__Problem to solve__: Take the records below and copy them exactly.

[Source material Boundary: Start]

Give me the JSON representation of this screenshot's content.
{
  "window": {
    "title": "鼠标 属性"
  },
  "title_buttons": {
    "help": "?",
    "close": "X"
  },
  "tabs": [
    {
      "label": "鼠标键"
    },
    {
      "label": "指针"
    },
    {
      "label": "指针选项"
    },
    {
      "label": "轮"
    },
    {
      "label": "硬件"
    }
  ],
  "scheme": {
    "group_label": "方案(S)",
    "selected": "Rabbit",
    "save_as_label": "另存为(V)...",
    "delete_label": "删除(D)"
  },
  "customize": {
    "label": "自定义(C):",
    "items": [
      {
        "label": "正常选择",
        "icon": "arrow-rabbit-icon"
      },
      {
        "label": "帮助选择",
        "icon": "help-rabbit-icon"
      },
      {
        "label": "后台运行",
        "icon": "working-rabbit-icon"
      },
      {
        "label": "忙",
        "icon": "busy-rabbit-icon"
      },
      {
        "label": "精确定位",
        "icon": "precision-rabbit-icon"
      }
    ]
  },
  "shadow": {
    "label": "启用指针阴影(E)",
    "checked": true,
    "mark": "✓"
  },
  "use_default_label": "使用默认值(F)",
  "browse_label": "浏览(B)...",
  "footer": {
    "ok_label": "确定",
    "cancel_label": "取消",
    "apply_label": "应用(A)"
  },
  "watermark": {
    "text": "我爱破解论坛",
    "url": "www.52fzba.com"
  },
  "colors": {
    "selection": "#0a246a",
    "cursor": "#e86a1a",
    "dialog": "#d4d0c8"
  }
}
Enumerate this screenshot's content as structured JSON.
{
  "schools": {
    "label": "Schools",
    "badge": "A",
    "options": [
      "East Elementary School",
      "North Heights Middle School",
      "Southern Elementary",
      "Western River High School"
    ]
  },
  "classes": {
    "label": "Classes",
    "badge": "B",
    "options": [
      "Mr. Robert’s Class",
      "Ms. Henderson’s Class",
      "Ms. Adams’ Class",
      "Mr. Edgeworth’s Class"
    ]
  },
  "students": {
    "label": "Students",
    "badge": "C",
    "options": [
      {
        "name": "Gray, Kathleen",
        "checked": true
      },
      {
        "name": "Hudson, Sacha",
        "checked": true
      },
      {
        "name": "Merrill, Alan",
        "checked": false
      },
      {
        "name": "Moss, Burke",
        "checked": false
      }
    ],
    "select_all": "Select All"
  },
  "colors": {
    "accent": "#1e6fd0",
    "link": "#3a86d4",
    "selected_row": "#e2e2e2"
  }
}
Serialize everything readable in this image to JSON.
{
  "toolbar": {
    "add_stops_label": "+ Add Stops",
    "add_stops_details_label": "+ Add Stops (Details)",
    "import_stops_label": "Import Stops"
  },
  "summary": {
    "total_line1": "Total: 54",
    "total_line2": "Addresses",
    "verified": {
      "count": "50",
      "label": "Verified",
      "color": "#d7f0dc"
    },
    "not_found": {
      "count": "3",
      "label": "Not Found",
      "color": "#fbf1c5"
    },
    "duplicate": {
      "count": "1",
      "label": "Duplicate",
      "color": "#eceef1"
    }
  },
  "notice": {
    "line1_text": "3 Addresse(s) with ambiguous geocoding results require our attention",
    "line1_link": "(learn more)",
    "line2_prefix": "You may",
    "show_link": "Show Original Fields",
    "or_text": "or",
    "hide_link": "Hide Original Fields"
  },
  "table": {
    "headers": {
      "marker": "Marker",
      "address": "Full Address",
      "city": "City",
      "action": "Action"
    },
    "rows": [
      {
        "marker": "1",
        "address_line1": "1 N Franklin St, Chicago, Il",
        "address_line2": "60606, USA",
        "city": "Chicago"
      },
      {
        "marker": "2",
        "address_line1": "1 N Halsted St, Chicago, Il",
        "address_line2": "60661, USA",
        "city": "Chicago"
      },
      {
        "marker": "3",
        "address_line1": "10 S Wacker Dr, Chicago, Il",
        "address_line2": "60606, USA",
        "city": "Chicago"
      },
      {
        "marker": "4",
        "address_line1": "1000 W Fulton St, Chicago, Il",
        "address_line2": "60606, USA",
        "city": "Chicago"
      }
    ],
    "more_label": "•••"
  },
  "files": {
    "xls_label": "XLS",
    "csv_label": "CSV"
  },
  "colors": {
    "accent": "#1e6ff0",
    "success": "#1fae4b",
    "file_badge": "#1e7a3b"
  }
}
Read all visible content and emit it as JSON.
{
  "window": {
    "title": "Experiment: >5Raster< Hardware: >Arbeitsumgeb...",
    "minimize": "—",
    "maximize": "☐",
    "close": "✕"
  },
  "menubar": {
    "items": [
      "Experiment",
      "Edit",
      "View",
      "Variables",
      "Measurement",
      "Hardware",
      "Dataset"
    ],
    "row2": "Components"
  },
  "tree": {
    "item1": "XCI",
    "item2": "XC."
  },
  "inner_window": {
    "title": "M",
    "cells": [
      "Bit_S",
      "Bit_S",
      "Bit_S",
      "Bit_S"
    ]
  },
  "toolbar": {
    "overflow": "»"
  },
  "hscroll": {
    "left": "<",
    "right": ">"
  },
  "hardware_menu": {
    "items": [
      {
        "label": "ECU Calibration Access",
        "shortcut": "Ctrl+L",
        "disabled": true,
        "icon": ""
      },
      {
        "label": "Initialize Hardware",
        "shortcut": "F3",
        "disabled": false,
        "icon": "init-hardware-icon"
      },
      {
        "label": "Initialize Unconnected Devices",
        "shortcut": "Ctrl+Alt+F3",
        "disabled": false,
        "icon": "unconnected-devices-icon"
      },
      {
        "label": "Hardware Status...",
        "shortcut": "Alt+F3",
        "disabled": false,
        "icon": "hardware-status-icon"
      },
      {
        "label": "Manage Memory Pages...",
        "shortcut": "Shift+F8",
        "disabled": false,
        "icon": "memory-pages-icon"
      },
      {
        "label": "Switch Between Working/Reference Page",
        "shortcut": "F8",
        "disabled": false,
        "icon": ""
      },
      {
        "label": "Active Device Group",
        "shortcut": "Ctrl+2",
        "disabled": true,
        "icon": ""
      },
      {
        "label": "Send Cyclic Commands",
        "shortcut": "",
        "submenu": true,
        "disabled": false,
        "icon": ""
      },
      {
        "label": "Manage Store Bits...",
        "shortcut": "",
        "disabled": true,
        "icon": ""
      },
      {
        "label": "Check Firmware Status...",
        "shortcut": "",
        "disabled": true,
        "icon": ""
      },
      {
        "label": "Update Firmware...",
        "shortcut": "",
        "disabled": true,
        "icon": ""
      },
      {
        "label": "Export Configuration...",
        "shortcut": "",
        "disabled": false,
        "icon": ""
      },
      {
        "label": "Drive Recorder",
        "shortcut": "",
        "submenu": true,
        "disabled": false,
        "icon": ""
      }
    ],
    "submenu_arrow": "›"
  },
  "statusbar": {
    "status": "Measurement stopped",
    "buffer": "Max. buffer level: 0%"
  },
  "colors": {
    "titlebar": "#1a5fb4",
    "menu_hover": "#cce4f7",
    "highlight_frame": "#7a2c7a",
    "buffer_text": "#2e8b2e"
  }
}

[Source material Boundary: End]

__Response__:
Give me the JSON representation of this screenshot's content.
{
  "window": {
    "title": "鼠标 属性"
  },
  "title_buttons": {
    "help": "?",
    "close": "X"
  },
  "tabs": [
    {
      "label": "鼠标键"
    },
    {
      "label": "指针"
    },
    {
      "label": "指针选项"
    },
    {
      "label": "轮"
    },
    {
      "label": "硬件"
    }
  ],
  "scheme": {
    "group_label": "方案(S)",
    "selected": "Rabbit",
    "save_as_label": "另存为(V)...",
    "delete_label": "删除(D)"
  },
  "customize": {
    "label": "自定义(C):",
    "items": [
      {
        "label": "正常选择",
        "icon": "arrow-rabbit-icon"
      },
      {
        "label": "帮助选择",
        "icon": "help-rabbit-icon"
      },
      {
        "label": "后台运行",
        "icon": "working-rabbit-icon"
      },
      {
        "label": "忙",
        "icon": "busy-rabbit-icon"
      },
      {
        "label": "精确定位",
        "icon": "precision-rabbit-icon"
      }
    ]
  },
  "shadow": {
    "label": "启用指针阴影(E)",
    "checked": true,
    "mark": "✓"
  },
  "use_default_label": "使用默认值(F)",
  "browse_label": "浏览(B)...",
  "footer": {
    "ok_label": "确定",
    "cancel_label": "取消",
    "apply_label": "应用(A)"
  },
  "watermark": {
    "text": "我爱破解论坛",
    "url": "www.52fzba.com"
  },
  "colors": {
    "selection": "#0a246a",
    "cursor": "#e86a1a",
    "dialog": "#d4d0c8"
  }
}
Enumerate this screenshot's content as structured JSON.
{
  "schools": {
    "label": "Schools",
    "badge": "A",
    "options": [
      "East Elementary School",
      "North Heights Middle School",
      "Southern Elementary",
      "Western River High School"
    ]
  },
  "classes": {
    "label": "Classes",
    "badge": "B",
    "options": [
      "Mr. Robert’s Class",
      "Ms. Henderson’s Class",
      "Ms. Adams’ Class",
      "Mr. Edgeworth’s Class"
    ]
  },
  "students": {
    "label": "Students",
    "badge": "C",
    "options": [
      {
        "name": "Gray, Kathleen",
        "checked": true
      },
      {
        "name": "Hudson, Sacha",
        "checked": true
      },
      {
        "name": "Merrill, Alan",
        "checked": false
      },
      {
        "name": "Moss, Burke",
        "checked": false
      }
    ],
    "select_all": "Select All"
  },
  "colors": {
    "accent": "#1e6fd0",
    "link": "#3a86d4",
    "selected_row": "#e2e2e2"
  }
}
Serialize everything readable in this image to JSON.
{
  "toolbar": {
    "add_stops_label": "+ Add Stops",
    "add_stops_details_label": "+ Add Stops (Details)",
    "import_stops_label": "Import Stops"
  },
  "summary": {
    "total_line1": "Total: 54",
    "total_line2": "Addresses",
    "verified": {
      "count": "50",
      "label": "Verified",
      "color": "#d7f0dc"
    },
    "not_found": {
      "count": "3",
      "label": "Not Found",
      "color": "#fbf1c5"
    },
    "duplicate": {
      "count": "1",
      "label": "Duplicate",
      "color": "#eceef1"
    }
  },
  "notice": {
    "line1_text": "3 Addresse(s) with ambiguous geocoding results require our attention",
    "line1_link": "(learn more)",
    "line2_prefix": "You may",
    "show_link": "Show Original Fields",
    "or_text": "or",
    "hide_link": "Hide Original Fields"
  },
  "table": {
    "headers": {
      "marker": "Marker",
      "address": "Full Address",
      "city": "City",
      "action": "Action"
    },
    "rows": [
      {
        "marker": "1",
        "address_line1": "1 N Franklin St, Chicago, Il",
        "address_line2": "60606, USA",
        "city": "Chicago"
      },
      {
        "marker": "2",
        "address_line1": "1 N Halsted St, Chicago, Il",
        "address_line2": "60661, USA",
        "city": "Chicago"
      },
      {
        "marker": "3",
        "address_line1": "10 S Wacker Dr, Chicago, Il",
        "address_line2": "60606, USA",
        "city": "Chicago"
      },
      {
        "marker": "4",
        "address_line1": "1000 W Fulton St, Chicago, Il",
        "address_line2": "60606, USA",
        "city": "Chicago"
      }
    ],
    "more_label": "•••"
  },
  "files": {
    "xls_label": "XLS",
    "csv_label": "CSV"
  },
  "colors": {
    "accent": "#1e6ff0",
    "success": "#1fae4b",
    "file_badge": "#1e7a3b"
  }
}
Read all visible content and emit it as JSON.
{
  "window": {
    "title": "Experiment: >5Raster< Hardware: >Arbeitsumgeb...",
    "minimize": "—",
    "maximize": "☐",
    "close": "✕"
  },
  "menubar": {
    "items": [
      "Experiment",
      "Edit",
      "View",
      "Variables",
      "Measurement",
      "Hardware",
      "Dataset"
    ],
    "row2": "Components"
  },
  "tree": {
    "item1": "XCI",
    "item2": "XC."
  },
  "inner_window": {
    "title": "M",
    "cells": [
      "Bit_S",
      "Bit_S",
      "Bit_S",
      "Bit_S"
    ]
  },
  "toolbar": {
    "overflow": "»"
  },
  "hscroll": {
    "left": "<",
    "right": ">"
  },
  "hardware_menu": {
    "items": [
      {
        "label": "ECU Calibration Access",
        "shortcut": "Ctrl+L",
        "disabled": true,
        "icon": ""
      },
      {
        "label": "Initialize Hardware",
        "shortcut": "F3",
        "disabled": false,
        "icon": "init-hardware-icon"
      },
      {
        "label": "Initialize Unconnected Devices",
        "shortcut": "Ctrl+Alt+F3",
        "disabled": false,
        "icon": "unconnected-devices-icon"
      },
      {
        "label": "Hardware Status...",
        "shortcut": "Alt+F3",
        "disabled": false,
        "icon": "hardware-status-icon"
      },
      {
        "label": "Manage Memory Pages...",
        "shortcut": "Shift+F8",
        "disabled": false,
        "icon": "memory-pages-icon"
      },
      {
        "label": "Switch Between Working/Reference Page",
        "shortcut": "F8",
        "disabled": false,
        "icon": ""
      },
      {
        "label": "Active Device Group",
        "shortcut": "Ctrl+2",
        "disabled": true,
        "icon": ""
      },
      {
        "label": "Send Cyclic Commands",
        "shortcut": "",
        "submenu": true,
        "disabled": false,
        "icon": ""
      },
      {
        "label": "Manage Store Bits...",
        "shortcut": "",
        "disabled": true,
        "icon": ""
      },
      {
        "label": "Check Firmware Status...",
        "shortcut": "",
        "disabled": true,
        "icon": ""
      },
      {
        "label": "Update Firmware...",
        "shortcut": "",
        "disabled": true,
        "icon": ""
      },
      {
        "label": "Export Configuration...",
        "shortcut": "",
        "disabled": false,
        "icon": ""
      },
      {
        "label": "Drive Recorder",
        "shortcut": "",
        "submenu": true,
        "disabled": false,
        "icon": ""
      }
    ],
    "submenu_arrow": "›"
  },
  "statusbar": {
    "status": "Measurement stopped",
    "buffer": "Max. buffer level: 0%"
  },
  "colors": {
    "titlebar": "#1a5fb4",
    "menu_hover": "#cce4f7",
    "highlight_frame": "#7a2c7a",
    "buffer_text": "#2e8b2e"
  }
}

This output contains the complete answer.